Chicago’s official snowfall records began with the winter of 1884-85. Over these 134 years, Chicago’s longest spell without a snowfall of at least 1 inch occurred twice: 64 days from Dec. 3-Feb. 4, 1905-06, and Dec. 23-Feb. 24, 1953-54. On Dec. 17, Chicago recorded 1.7 inches of snow, the city’s most recent snowfall of at least 1 inch. As of Feb. 16, that would be 61 days ago. Our streak must persist for at least one more week to have a chance at setting the record.
Lest you think that my interest in snow seems self-serving (after all I am one of the managers of the best snow removal company in Illinois), there are important benefits from regular winter snowfall that we all share.
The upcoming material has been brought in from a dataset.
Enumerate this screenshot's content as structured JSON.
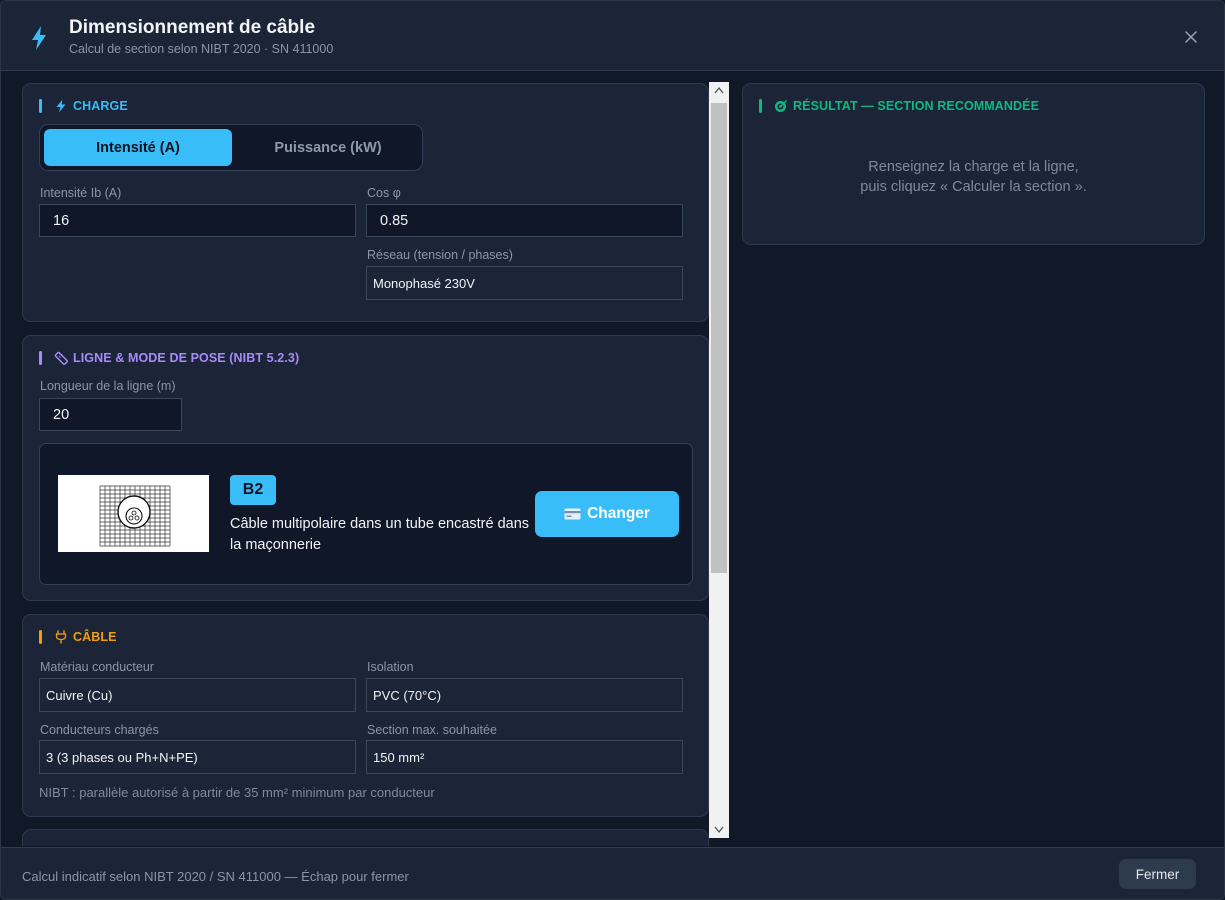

The most obvious is the moisture. The following equation varies based on the density of the snow which is determined by the temperature, but generally, every ten inches of snowfall melts into the equivalent of one inch of rain. Chicago has received, on average, about 36” of snow annually over the last three decades, which translates into 3.6 inches of equivalent rainfall or about 10% of our annual rainfall total. Granted, much of our snow melts and runs off in the spring, but the snow cover prevents evaporation during the winter, conserving soil moisture. Plus not all the snow melt runs off, further adding to soil moisture for the upcoming growing season.
Another major benefit of a good snow cover is that snow functions as an excellent insulator of the soil. Without snow, very cold temperatures can freeze the soil deeper and deeper. This could lead to damage to the root systems of trees and shrubs. The insulation effect of snow also helps protect perennials, bulbs, ground covers, and other shallow rooted plantings from alternating freezing and thawing cycles. Without snow, milder temperatures and the sun could warm the soil surface, leading to damage from soil heaving, which can break roots and dry out plant parts.
And, lastly, snow is aesthetically pleasing. A snow-less winter in Chicagoland is drab, dreary, and gray. Snow brightens everything, bringing out the colors and textures of evergreens, ornamental grasses, and tree and shrub bark. Snow cover just makes a Chicago winter more complete.
ILT Vignocchi Receives
Best Of Houzz 2015 Award
Over 25 Million Monthly Unique Users Rated Top-Rated Home Building,
Remodeling and Design Professionals in the United States and Around the World
Wauconda, IL January 13, 2015 – ILT Vignocchi has been awarded “Best Of Houzz” for Customer Satisfaction by Houzz, the leading platform for home remodeling and design. The 46 year old landscape architecture and contracting firm was chosen by the more than 25 million monthly unique users that comprise the Houzz community from among more than 500,000 active home building, remodeling and design industry professionals.
The Best Of Houzz award is given in two categories: Design and Customer Satisfaction. Design award winners’ work was the most popular among the more than 25 million monthly users on Houzz, known as “Houzzers.” Customer Satisfaction honors are determined by a variety of factors, including the number and quality of client reviews a professional received in 2014. Winners will receive a “Best Of Houzz 2015” badge on their profiles, helping Houzz users around the world who discover and love a professional’s work to learn even more about that business’ popularity and satisfaction rating among their peers in the Houzz community.